Tuesday, 4 January 2011

Talking Point: Is US drama inherently aspirational, and is this a good thing?

Tuesday, 4 January 2011
The casts of Shameless: American & British

I heard AOL critic Mo Ryan voicing her concerns about the longevity and appeal of upcoming US drama Shameless, based on the UK series of the same name. Both shows revolve around a large dysfunctional family on the bottom rung of the social ladder, led by an alcoholic patriarch.

I tweeted Mo about her opinion last night, and had a brief conversation, which you can read below:

danowen79 - Re: SHAMELESS. Sometimes it feels that Americans don't "get" working class family drama shows (also see: SCOUNDRELS)
moryan - True. Since All in the Family and Roseanne, none have exactly hit it big here.
danowen79 - I think Americans are more aspirational, so don't like to see themselves accurately reflected. Most UK drama is the reverse.
moryan - I think that's a pretty good assessment. Start of my shameless review talks about its non-aspirational qualities.
Anyway, Mo Ryan liked the US remake's pilot, starring William H. Macy, but seemed unsure a TV show about a reprobate family would appeal to mainstream America. And this got me thinking. Why is there a concern about drama reflecting the lives of unemployed loafers in US TV? This just wouldn't happen in the UK. In fact, the most popular drama and comedy shows in British TV history have focused on scroungers, or working class people living humble lives. The soaps EastEnders and Coronation Street have been doing this for decades. Only Fools & Horses was all about two brothers wheelin'-and-dealin' in South London. There's a long, varied and rich history of UK drama based on working class people's lives, even if they're the kind of people you don't really want to be associated with or aspire to be.

So why doesn't US drama do the same? The only family-orientated US show that took an honest look at regular people's daily lives, to my mind, was the excellent sitcom Roseanne. And that started 20-odd years ago. What has come since? I can't think of a single US show that revolves around people who aren't lawyers, doctors, nurses, politicians, cops, forensic experts, scientists, and the like. Even shows that DO show the uglier side of life have caveats (The Wire may feature lowlifes and criminals, but they're balanced by cops and politicians; Breaking Bad's lead is a middle-class chemistry genius; The Sopranos were gangsters, but they were successful and lived a decent lifestyle.)

Maybe you CAN think of some examples of US shows that revolved around the lives of people who've fallen through the cracks of society -- but they're definitely in the minority, right? My Name Is Earl seems to pass the test. Another comedy, like Roseanne. Are there ANY straightforward dramas about the lives of so-called "white trash" people? And if they are, did they all vanish a few decades ago?

The only thing I can think of to explain things is that Americans are more aspirational people. There's the cliché that every American believes they can be born and become President of their country, no matter what their background is. Naïve?
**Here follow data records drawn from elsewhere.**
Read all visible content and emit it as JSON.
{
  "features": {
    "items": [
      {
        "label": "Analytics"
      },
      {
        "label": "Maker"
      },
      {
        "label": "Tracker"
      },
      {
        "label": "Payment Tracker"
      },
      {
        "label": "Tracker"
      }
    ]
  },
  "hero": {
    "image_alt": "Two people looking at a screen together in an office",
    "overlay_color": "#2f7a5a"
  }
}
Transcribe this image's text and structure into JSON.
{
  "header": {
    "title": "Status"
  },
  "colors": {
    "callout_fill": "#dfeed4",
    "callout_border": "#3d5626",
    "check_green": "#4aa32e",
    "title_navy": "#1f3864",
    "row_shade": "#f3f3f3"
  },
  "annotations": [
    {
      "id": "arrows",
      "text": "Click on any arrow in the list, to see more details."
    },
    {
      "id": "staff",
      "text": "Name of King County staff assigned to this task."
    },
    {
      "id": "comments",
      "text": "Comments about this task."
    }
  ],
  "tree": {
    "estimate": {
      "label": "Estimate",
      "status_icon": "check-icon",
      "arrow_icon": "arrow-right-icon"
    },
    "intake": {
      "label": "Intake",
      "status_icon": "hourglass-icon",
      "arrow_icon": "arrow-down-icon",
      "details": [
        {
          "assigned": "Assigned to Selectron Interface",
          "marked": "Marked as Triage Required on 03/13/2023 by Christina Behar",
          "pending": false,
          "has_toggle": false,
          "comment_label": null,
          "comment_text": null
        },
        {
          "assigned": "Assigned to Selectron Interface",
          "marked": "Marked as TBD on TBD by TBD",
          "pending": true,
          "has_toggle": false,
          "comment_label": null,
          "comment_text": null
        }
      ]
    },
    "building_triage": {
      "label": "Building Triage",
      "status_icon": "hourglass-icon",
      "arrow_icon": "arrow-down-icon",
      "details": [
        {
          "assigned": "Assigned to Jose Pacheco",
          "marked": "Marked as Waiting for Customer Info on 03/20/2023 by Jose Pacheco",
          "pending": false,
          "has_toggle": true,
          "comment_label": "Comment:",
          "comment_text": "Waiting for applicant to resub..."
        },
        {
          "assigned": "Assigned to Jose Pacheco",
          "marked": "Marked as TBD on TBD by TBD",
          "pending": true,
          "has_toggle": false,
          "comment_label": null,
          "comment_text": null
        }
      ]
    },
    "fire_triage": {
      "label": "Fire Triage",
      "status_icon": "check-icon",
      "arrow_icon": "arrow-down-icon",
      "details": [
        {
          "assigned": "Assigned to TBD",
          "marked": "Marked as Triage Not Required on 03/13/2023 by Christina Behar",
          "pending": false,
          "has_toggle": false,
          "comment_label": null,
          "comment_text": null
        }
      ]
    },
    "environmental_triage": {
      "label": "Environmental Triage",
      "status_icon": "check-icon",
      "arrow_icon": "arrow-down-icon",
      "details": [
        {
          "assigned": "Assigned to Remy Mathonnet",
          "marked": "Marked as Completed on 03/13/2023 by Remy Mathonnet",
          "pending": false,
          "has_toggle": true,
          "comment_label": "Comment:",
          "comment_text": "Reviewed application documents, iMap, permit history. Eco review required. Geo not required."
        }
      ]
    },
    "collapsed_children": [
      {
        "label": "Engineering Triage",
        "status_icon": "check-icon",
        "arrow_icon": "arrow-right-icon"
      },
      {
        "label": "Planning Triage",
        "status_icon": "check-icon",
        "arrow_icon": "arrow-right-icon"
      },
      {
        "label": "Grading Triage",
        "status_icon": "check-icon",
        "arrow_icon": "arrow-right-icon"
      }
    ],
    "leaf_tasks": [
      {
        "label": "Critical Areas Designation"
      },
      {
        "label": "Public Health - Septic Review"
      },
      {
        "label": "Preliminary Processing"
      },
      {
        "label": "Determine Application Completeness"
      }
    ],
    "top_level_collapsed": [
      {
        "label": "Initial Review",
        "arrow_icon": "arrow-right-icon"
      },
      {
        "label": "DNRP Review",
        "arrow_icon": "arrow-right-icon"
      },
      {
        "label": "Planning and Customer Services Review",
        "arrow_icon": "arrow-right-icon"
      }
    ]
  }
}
Probably. But that kind of positive thinking seems more ingrained in the national consciousness. So why should people who are born and taught to look at the stars, want to peer back at the gutter? Or see the truth of themselves reflected in the media's mirror?

No, it's best to saturate TV with people who audiences WANT to be, to subconsciously set the population a goal. And maybe that works. But it means the media paints a very skewed picture of America today, as it really is. Then again, there are shows like Jerry Springer that made their name using the plentiful misfits of US society, and millions of people watched. Maybe reality TV is its own kettle of fish; a naughty and disposable guilty pleasure.

In the UK, I daresay we're less aspirational people. Maybe that's because you can feel the influence of a class system, primarily through the continued existence of royalty and the upper-class. People are perhaps more accepting of their lot in life. That's not to say there aren't thousands of British people who become rags-to-riches success stories, but I think we're more complacent overall. So our media reflects that. There are lots of unprivileged or plain lazy people on benefits across the UK, and drama doesn't ignore them. Shows are built around them (such as Shameless, or even Misfits), and comedy characters are born of them (Vicky Pollard in Little Britain, Catherine Tate's Lauren). Or am I doing my fellow Brits a disservice?

What do you think?

Is US drama afraid to show dysfunctional, blue-collar people in drama? Is it true that most Americans wouldn't want to watch people who are beneath them socially? Or are there millions of Americans fed up with seeing successful and rich characters on TV, longing for a show that accurately portrays the everyday struggles of normal people?

Is the US version of Shameless the show that's going to spearhead a change in attitude? Or will it die a quick death because Americans don't want to be reminded of themselves?

If you have any thoughts, kindly leave a comment.